-- Opening Marker --

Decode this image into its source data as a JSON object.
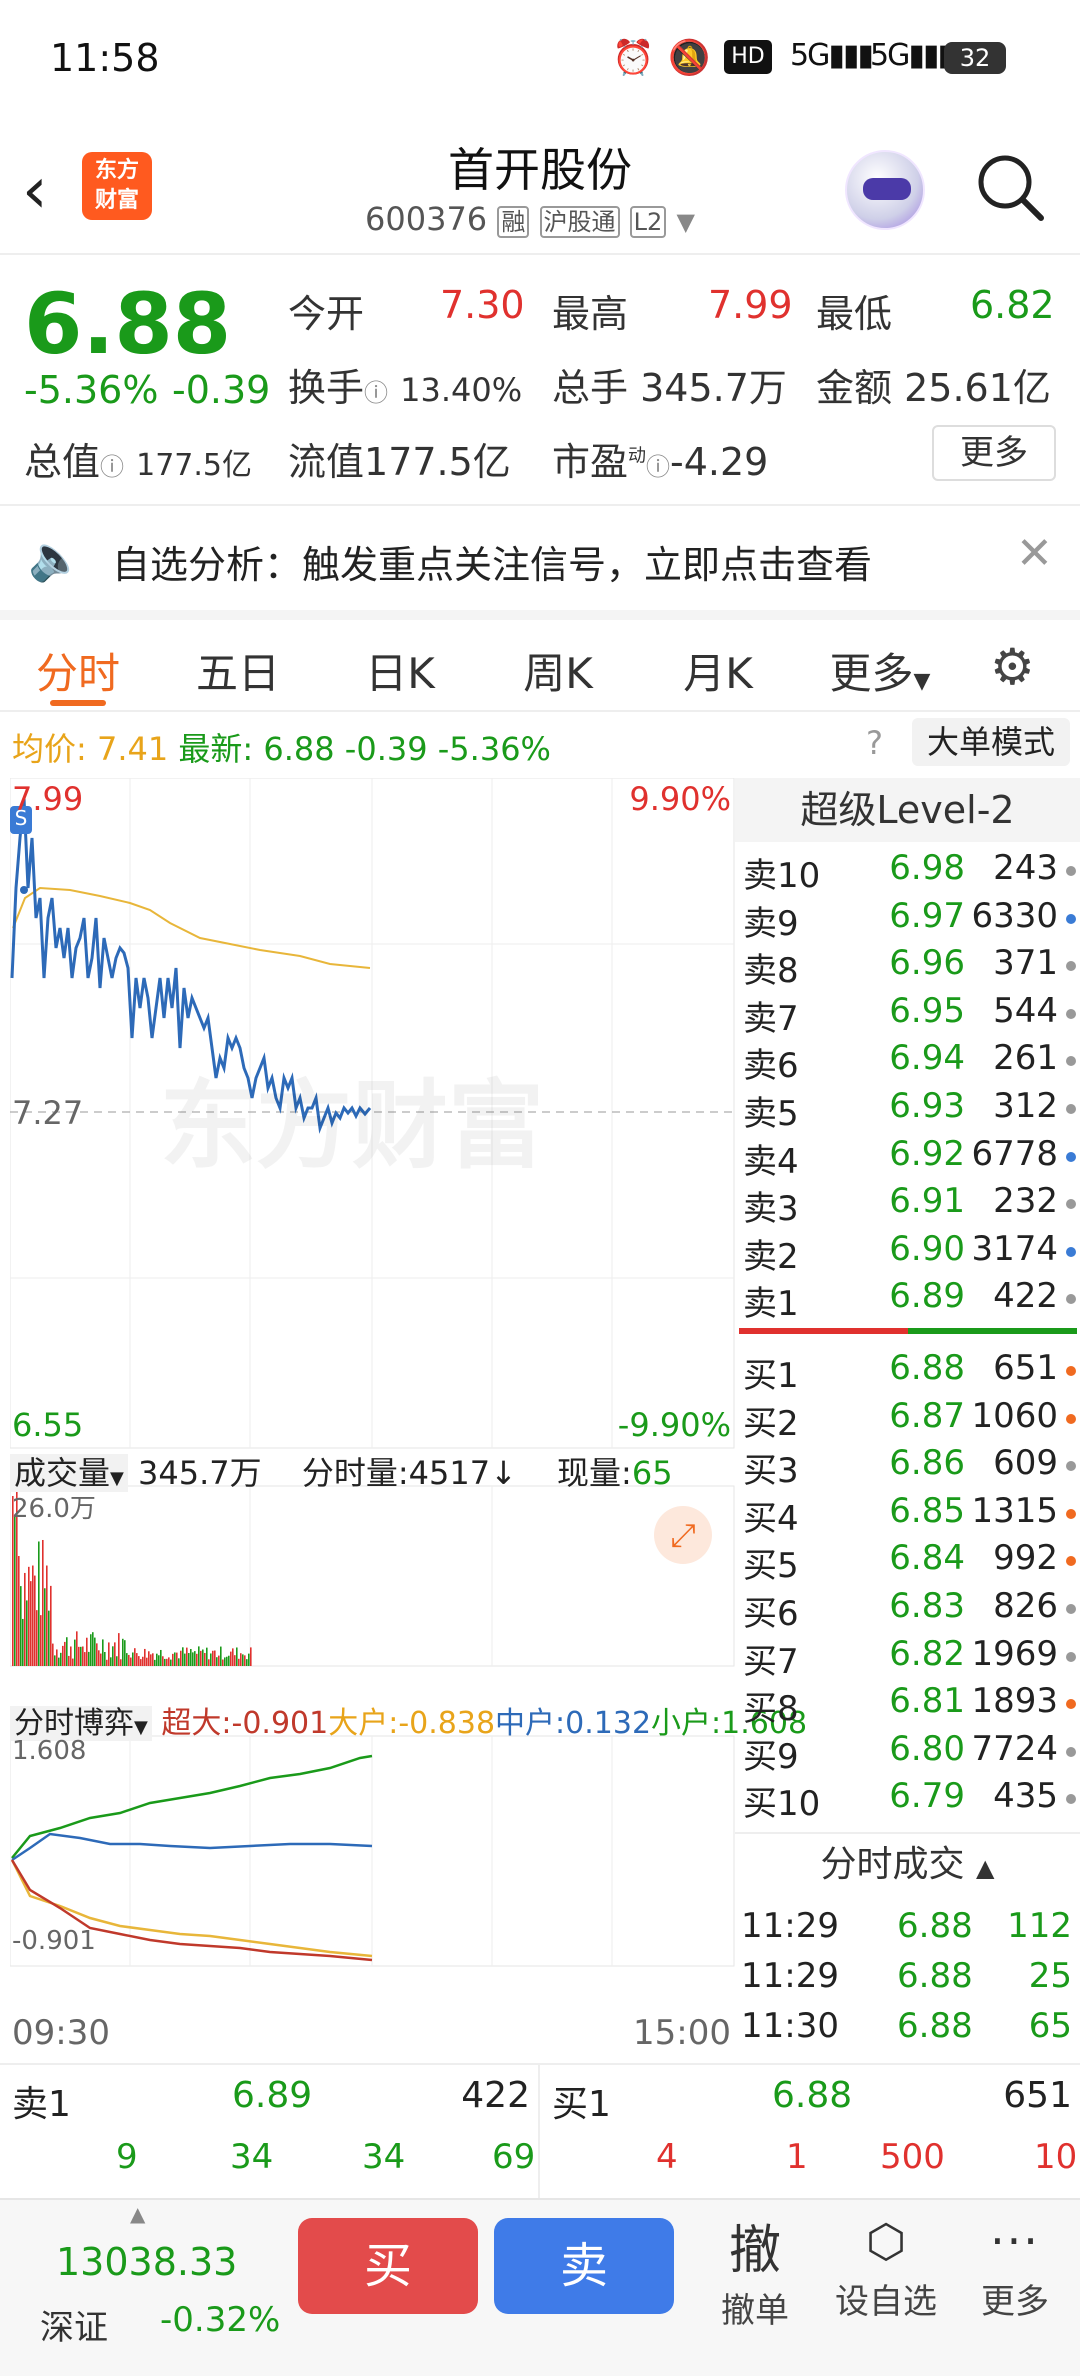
{
  "status": {
    "time": "11:58",
    "battery": "32"
  },
  "header": {
    "logo_line1": "东方",
    "logo_line2": "财富",
    "title": "首开股份",
    "code": "600376",
    "tag_rong": "融",
    "tag_hgt": "沪股通",
    "tag_l2": "L2"
  },
  "quote": {
    "price": "6.88",
    "pct": "-5.36%",
    "chg": "-0.39",
    "open_label": "今开",
    "open": "7.30",
    "high_label": "最高",
    "high": "7.99",
    "low_label": "最低",
    "low": "6.82",
    "turnover_label": "换手",
    "turnover": "13.40%",
    "volume_label": "总手",
    "volume": "345.7万",
    "amount_label": "金额",
    "amount": "25.61亿",
    "mktcap_label": "总值",
    "mktcap": "177.5亿",
    "float_label": "流值",
    "float": "177.5亿",
    "pe_label": "市盈",
    "pe_sup": "动",
    "pe": "-4.29",
    "more_button": "更多"
  },
  "notice": {
    "text": "自选分析：触发重点关注信号，立即点击查看"
  },
  "tabs": [
    "分时",
    "五日",
    "日K",
    "周K",
    "月K",
    "更多"
  ],
  "avg": {
    "avg_label": "均价:",
    "avg": "7.41",
    "latest_label": "最新:",
    "latest": "6.88",
    "chg": "-0.39",
    "pct": "-5.36%",
    "big_mode": "大单模式"
  },
  "chart": {
    "price_high": "7.99",
    "pct_high": "9.90%",
    "price_mid": "7.27",
    "price_low": "6.55",
    "pct_low": "-9.90%",
    "watermark": "东方财富",
    "vol_label": "成交量",
    "vol_total": "345.7万",
    "vol_fen_label": "分时量:",
    "vol_fen": "4517",
    "vol_now_label": "现量:",
    "vol_now": "65",
    "vol_max": "26.0万",
    "game_label": "分时博弈",
    "super_label": "超大:",
    "super": "-0.901",
    "big_label": "大户:",
    "big": "-0.838",
    "mid_label": "中户:",
    "mid": "0.132",
    "small_label": "小户:",
    "small": "1.608",
    "game_max": "1.608",
    "game_min": "-0.901",
    "time_start": "09:30",
    "time_end": "15:00"
  },
  "level2": {
    "title": "超级Level-2",
    "asks": [
      {
        "label": "卖10",
        "price": "6.98",
        "vol": "243",
        "dot": "#999"
      },
      {
        "label": "卖9",
        "price": "6.97",
        "vol": "6330",
        "dot": "#3a7bd5"
      },
      {
        "label": "卖8",
        "price": "6.96",
        "vol": "371",
        "dot": "#999"
      },
      {
        "label": "卖7",
        "price": "6.95",
        "vol": "544",
        "dot": "#999"
      },
      {
        "label": "卖6",
        "price": "6.94",
        "vol": "261",
        "dot": "#999"
      },
      {
        "label": "卖5",
        "price": "6.93",
        "vol": "312",
        "dot": "#999"
      },
      {
        "label": "卖4",
        "price": "6.92",
        "vol": "6778",
        "dot": "#3a7bd5"
      },
      {
        "label": "卖3",
        "price": "6.91",
        "vol": "232",
        "dot": "#999"
      },
      {
        "label": "卖2",
        "price": "6.90",
        "vol": "3174",
        "dot": "#3a7bd5"
      },
      {
        "label": "卖1",
        "price": "6.89",
        "vol": "422",
        "dot": "#999"
      }
    ],
    "bids": [
      {
        "label": "买1",
        "price": "6.88",
        "vol": "651",
        "dot": "#f06a20"
      },
      {
        "label": "买2",
        "price": "6.87",
        "vol": "1060",
        "dot": "#f06a20"
      },
      {
        "label": "买3",
        "price": "6.86",
        "vol": "609",
        "dot": "#999"
      },
      {
        "label": "买4",
        "price": "6.85",
        "vol": "1315",
        "dot": "#f06a20"
      },
      {
        "label": "买5",
        "price": "6.84",
        "vol": "992",
        "dot": "#f06a20"
      },
      {
        "label": "买6",
        "price": "6.83",
        "vol": "826",
        "dot": "#999"
      },
      {
        "label": "买7",
        "price": "6.82",
        "vol": "1969",
        "dot": "#999"
      },
      {
        "label": "买8",
        "price": "6.81",
        "vol": "1893",
        "dot": "#f06a20"
      },
      {
        "label": "买9",
        "price": "6.80",
        "vol": "7724",
        "dot": "#999"
      },
      {
        "label": "买10",
        "price": "6.79",
        "vol": "435",
        "dot": "#999"
      }
    ],
    "trades_title": "分时成交",
    "trades": [
      {
        "time": "11:29",
        "price": "6.88",
        "vol": "112"
      },
      {
        "time": "11:29",
        "price": "6.88",
        "vol": "25"
      },
      {
        "time": "11:30",
        "price": "6.88",
        "vol": "65"
      }
    ]
  },
  "bottom_quote": {
    "ask_label": "卖1",
    "ask_price": "6.89",
    "ask_vol": "422",
    "ask_nums": [
      "9",
      "34",
      "34",
      "69"
    ],
    "bid_label": "买1",
    "bid_price": "6.88",
    "bid_vol": "651",
    "bid_nums": [
      "4",
      "1",
      "500",
      "10"
    ]
  },
  "nav": {
    "index_value": "13038.33",
    "index_name": "深证",
    "index_pct": "-0.32%",
    "buy": "买",
    "sell": "卖",
    "cancel_icon": "撤",
    "cancel": "撤单",
    "watch": "设自选",
    "more": "更多"
  }
}
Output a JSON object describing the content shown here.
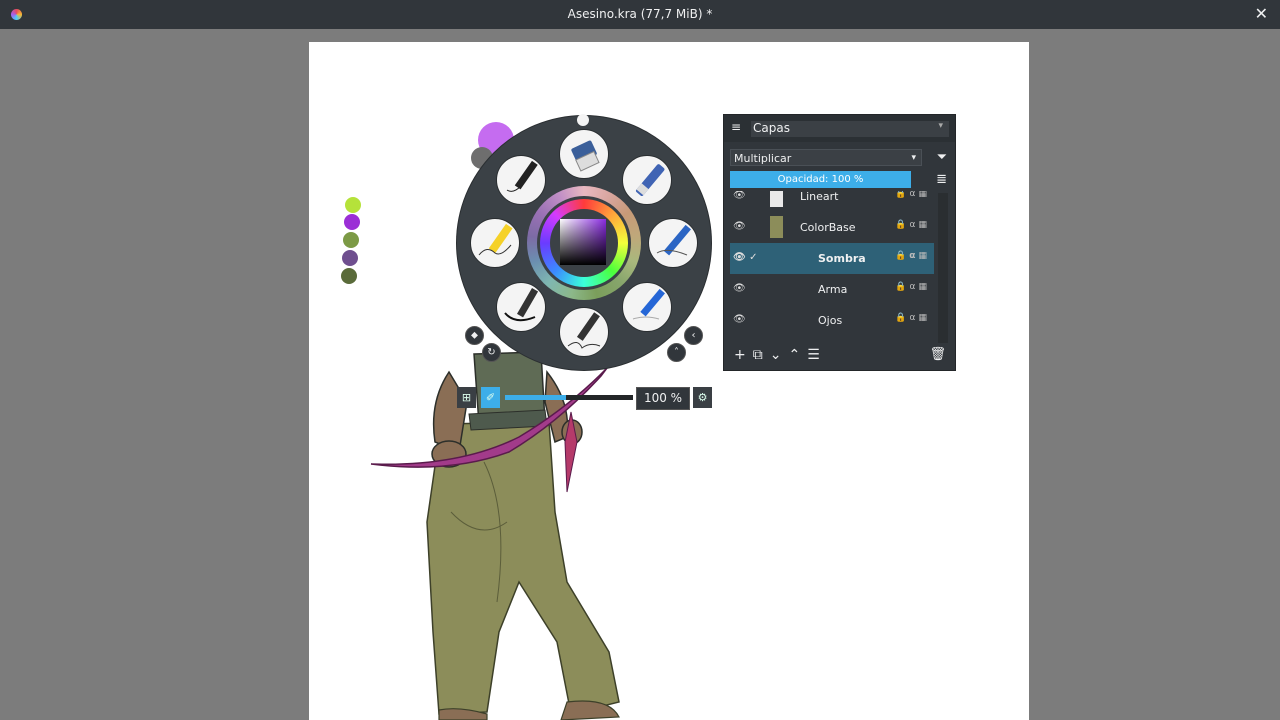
{
  "window": {
    "title": "Asesino.kra (77,7 MiB) *",
    "app_icon": "krita-icon",
    "close_glyph": "✕"
  },
  "colors": {
    "accent": "#3daee9",
    "foreground": "#c56cf0",
    "background": "#6e6e6e"
  },
  "recent_colors": [
    "#b5e23a",
    "#9b2fd6",
    "#7c9a45",
    "#6f4f8f",
    "#5a6b3a"
  ],
  "popup_palette": {
    "brushes": [
      "Ink pen",
      "Eraser",
      "Marker",
      "Pencil blue",
      "Pencil sketch",
      "Pen calligraphy",
      "Ink brush",
      "Marker yellow"
    ],
    "size_slider": {
      "value_label": "100 %",
      "fill_fraction": 0.48
    }
  },
  "layers_docker": {
    "title": "Capas",
    "blend_mode": "Multiplicar",
    "opacity_label": "Opacidad: 100 %",
    "layers": [
      {
        "name": "Lineart",
        "selected": false
      },
      {
        "name": "ColorBase",
        "selected": false
      },
      {
        "name": "Sombra",
        "selected": true
      },
      {
        "name": "Arma",
        "selected": false
      },
      {
        "name": "Ojos",
        "selected": false
      }
    ],
    "footer_icons": [
      "add-icon",
      "duplicate-icon",
      "move-down-icon",
      "move-up-icon",
      "properties-icon",
      "delete-icon"
    ]
  }
}
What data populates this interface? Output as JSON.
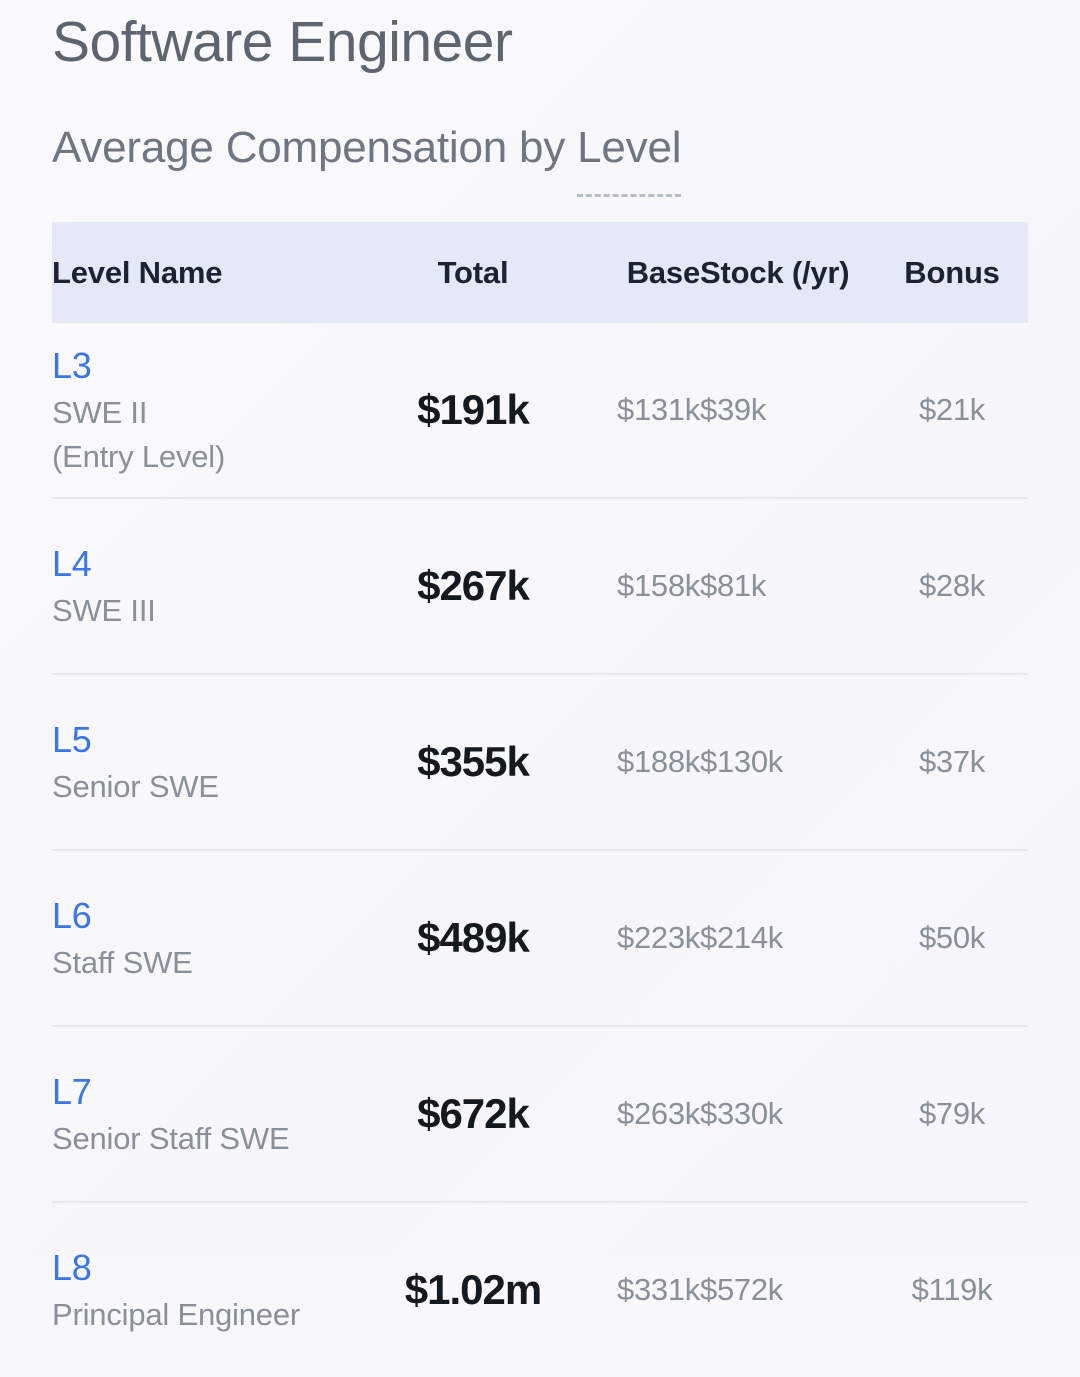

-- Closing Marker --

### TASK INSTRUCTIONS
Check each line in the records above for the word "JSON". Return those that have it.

### ANSWER SPACE
Decode this image into its source data as a JSON object.
Output a JSON object describing the content shown here.
What data populates this interface? Output as JSON.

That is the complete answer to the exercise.